It also proved that in a time where technology has created a way to immerse yourself in a fictional reality like never before, sometimes it’s the real-life connections that forge the most unforgettable moments.

Comedy Central's Member Berries Challenge

Comedy Central’s Member Berries Challenge

“In general, everyone’s going down the immersive storytelling route, trying to create worlds for the fans to step into so they can not only say ‘I saw that’ or ‘I took a photo of it,’ but they can actually be a part of it,” said Shawn Silverman, SVP of Brand Marketing at Comedy Central, which staged several “South Park” activations, including a Cartman-themed escape room and a Member Berries Challenge that invited fans to sit at the Marsh family dinner table for a round of “South Park” trivia. (Answer incorrectly, and you were sprayed with Member Berry puke.)

According to Silverman, events like Comic-Con are a way to reward fans’ devotion. The goal is to create something that enables them to walk away thinking, “that was worth the wait.”

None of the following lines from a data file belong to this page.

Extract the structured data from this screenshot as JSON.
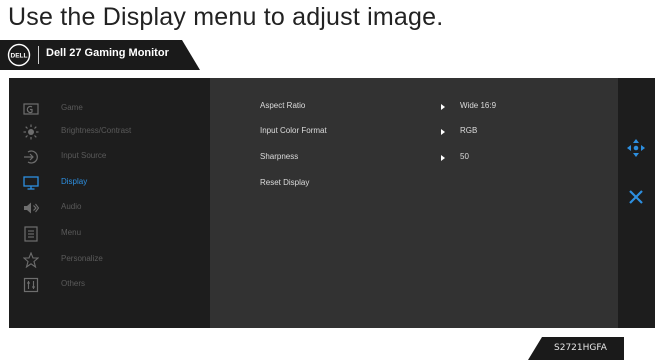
{
  "instruction": "Use the Display menu to adjust image.",
  "header": {
    "logo_text": "DØLL",
    "title": "Dell 27 Gaming Monitor"
  },
  "menu": {
    "items": [
      {
        "label": "Game",
        "icon": "game-icon",
        "active": false
      },
      {
        "label": "Brightness/Contrast",
        "icon": "brightness-icon",
        "active": false
      },
      {
        "label": "Input Source",
        "icon": "input-source-icon",
        "active": false
      },
      {
        "label": "Display",
        "icon": "display-icon",
        "active": true
      },
      {
        "label": "Audio",
        "icon": "audio-icon",
        "active": false
      },
      {
        "label": "Menu",
        "icon": "menu-icon",
        "active": false
      },
      {
        "label": "Personalize",
        "icon": "star-icon",
        "active": false
      },
      {
        "label": "Others",
        "icon": "others-icon",
        "active": false
      }
    ]
  },
  "display_submenu": {
    "rows": [
      {
        "label": "Aspect Ratio",
        "value": "Wide 16:9"
      },
      {
        "label": "Input Color Format",
        "value": "RGB"
      },
      {
        "label": "Sharpness",
        "value": "50"
      },
      {
        "label": "Reset Display",
        "value": ""
      }
    ]
  },
  "nav": {
    "move_icon": "move-icon",
    "close_icon": "close-icon"
  },
  "model": "S2721HGFA",
  "colors": {
    "active_accent": "#2d8fe0",
    "osd_background": "#1d1d1d",
    "panel_background": "#323232"
  }
}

Focus on the fans.

It was clear from the lines around the block that fans were enthusiastic about the pop-up shops and screenings, such as AMC’s Dead Quarters obstacle course that included a zombie slide and Amazon’s “Jack Ryan” installation. But what leads to this type of devotion? It seemed like the most popular activations were especially attuned to both the personality of their brands and their fans. They were fan-forward experiences, not driven by an isolated room full of network executives.

“Comic-con is a great environment for us to get a one-on-one perspective from the fans. It allows us to say, ‘we appreciate you as a fan, what can we do to make the fan experience better for you?’” said Christopher Brion, creative director for South Park Digital Studios. “There’s no better place to do it than at Comic-Con or at an event like there where we can be on the ground interacting.”

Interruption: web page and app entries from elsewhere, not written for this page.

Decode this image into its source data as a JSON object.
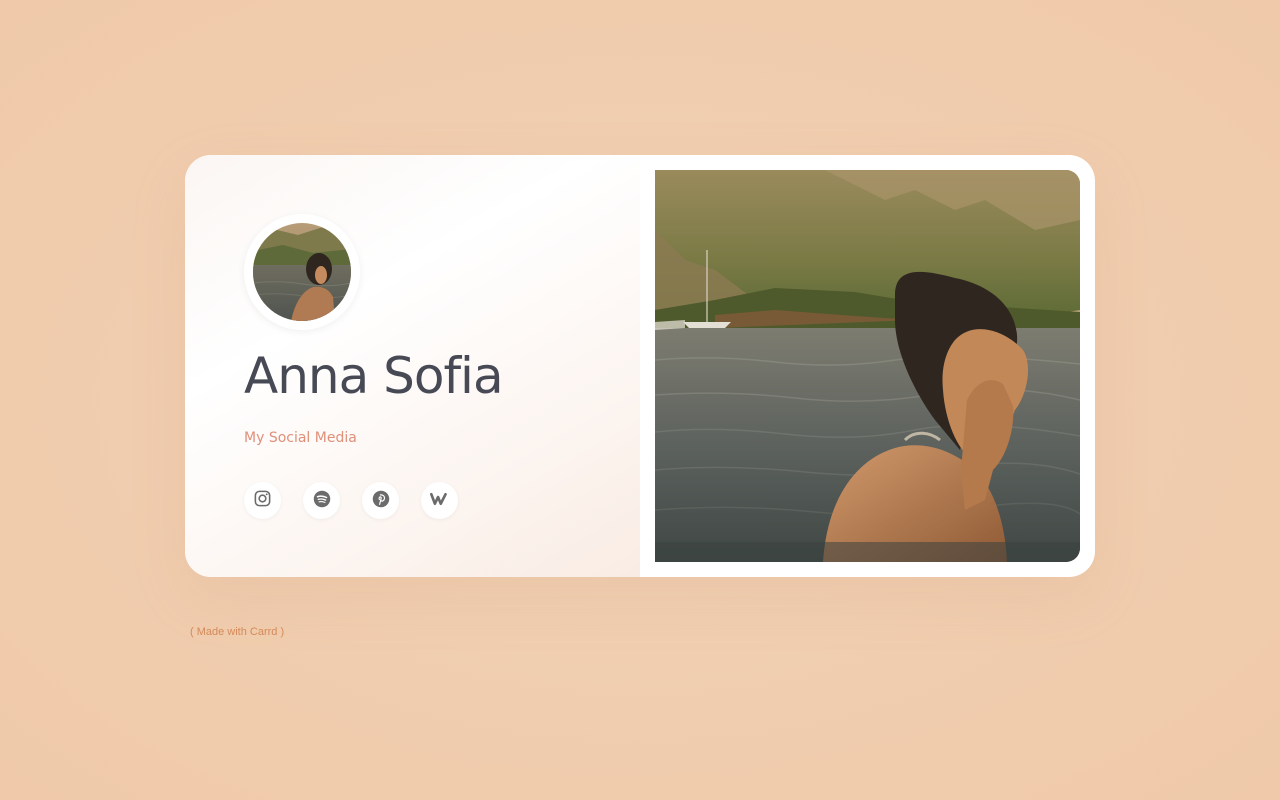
{
  "profile": {
    "name": "Anna Sofia",
    "tagline": "My Social Media"
  },
  "socials": [
    {
      "icon": "instagram-icon"
    },
    {
      "icon": "spotify-icon"
    },
    {
      "icon": "pinterest-icon"
    },
    {
      "icon": "wattpad-icon"
    }
  ],
  "footer": {
    "credit": "( Made with Carrd )"
  },
  "colors": {
    "background": "#f0cdb0",
    "name": "#474a55",
    "tagline": "#e0907a",
    "icon": "#6b6b6b",
    "credit": "#d38a5a"
  }
}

Make them feel something.

A flashy creative or witty copy may catch someone’s eye, but it’s only the first step in building a lasting relationship. The real power of marketing is to make your audience feel something, allowing for deeper connections that extend beyond a singular moment in time—what Dipanjan Chatterjee of Forrester calls the “primal pull” of a brand that has an emotional attachment to a consumer.

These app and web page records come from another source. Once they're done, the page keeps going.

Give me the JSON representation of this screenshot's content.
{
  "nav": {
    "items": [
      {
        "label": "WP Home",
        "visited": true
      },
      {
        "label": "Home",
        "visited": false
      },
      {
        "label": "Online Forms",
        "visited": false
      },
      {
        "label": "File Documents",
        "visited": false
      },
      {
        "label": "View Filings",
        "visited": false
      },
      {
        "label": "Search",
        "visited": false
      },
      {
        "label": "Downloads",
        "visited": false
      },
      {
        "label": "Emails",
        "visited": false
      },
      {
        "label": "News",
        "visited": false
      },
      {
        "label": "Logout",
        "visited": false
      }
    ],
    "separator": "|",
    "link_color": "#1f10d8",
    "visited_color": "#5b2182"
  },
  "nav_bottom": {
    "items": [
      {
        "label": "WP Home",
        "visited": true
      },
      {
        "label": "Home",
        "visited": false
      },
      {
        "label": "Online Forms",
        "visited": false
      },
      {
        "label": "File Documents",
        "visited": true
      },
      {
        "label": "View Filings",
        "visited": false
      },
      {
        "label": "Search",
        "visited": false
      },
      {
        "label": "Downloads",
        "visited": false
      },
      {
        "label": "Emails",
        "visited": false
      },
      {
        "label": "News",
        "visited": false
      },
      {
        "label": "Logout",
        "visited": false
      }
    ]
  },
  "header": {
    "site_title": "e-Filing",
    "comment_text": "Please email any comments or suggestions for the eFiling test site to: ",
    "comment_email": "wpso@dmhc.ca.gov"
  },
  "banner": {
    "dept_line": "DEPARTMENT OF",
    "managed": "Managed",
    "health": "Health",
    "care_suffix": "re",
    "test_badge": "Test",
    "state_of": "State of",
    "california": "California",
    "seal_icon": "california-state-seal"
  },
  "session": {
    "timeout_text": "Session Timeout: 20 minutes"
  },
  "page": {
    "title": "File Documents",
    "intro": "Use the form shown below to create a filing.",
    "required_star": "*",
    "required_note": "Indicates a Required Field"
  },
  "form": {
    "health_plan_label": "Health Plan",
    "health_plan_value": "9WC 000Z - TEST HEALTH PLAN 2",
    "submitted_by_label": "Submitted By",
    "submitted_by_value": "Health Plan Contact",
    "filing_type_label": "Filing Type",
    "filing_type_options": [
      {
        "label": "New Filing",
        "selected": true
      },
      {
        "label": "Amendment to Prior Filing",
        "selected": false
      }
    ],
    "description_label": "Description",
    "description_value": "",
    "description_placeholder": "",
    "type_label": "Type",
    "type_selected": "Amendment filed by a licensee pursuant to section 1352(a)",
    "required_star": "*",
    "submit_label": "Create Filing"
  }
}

“You can interact with your favorite brands and also meet the people that make the stuff that you love, and there’s no substitute for that at the end of the day.”

Comic-Con epitomized emotional connection. Audiences traveled from across the country, camped out overnight and stood in lines for hours, simply to get close to the brands they love. The reason? These brands sparked feelings of excitement, hope, passion, and desire. They made fans feel appreciated by creating opportunities to hear and interact with the stars and creators and to be part of the action themselves by participating directly in brand activations.

As Jonathan Roufaeal, a special events manager at Viacom, said, “Comic-Con is a place where you can interact with your favorite brands and also meet the people that make the stuff that you love, and there’s no substitute for that at the end of the day.”

In short, Comic-Con was a simple, yet potent reminder of the power of a passionate audience and proof that the core principles of marketing still ring true.

See more of the highlights from Comic-Con below:

Sources:
1. Viacom Culture and Creative Insights, Visual Communication Study 2017, ages 13-25.
2. Viacom Culture and Creative Insights, Brands in Proximity 2018, ages 13-25. 

 

Amy Jaick is the VP of Social and Digital Strategy at Viacom, with 15 years of experience in marketing and communications at The Economist, Goodman Media, and Estimize.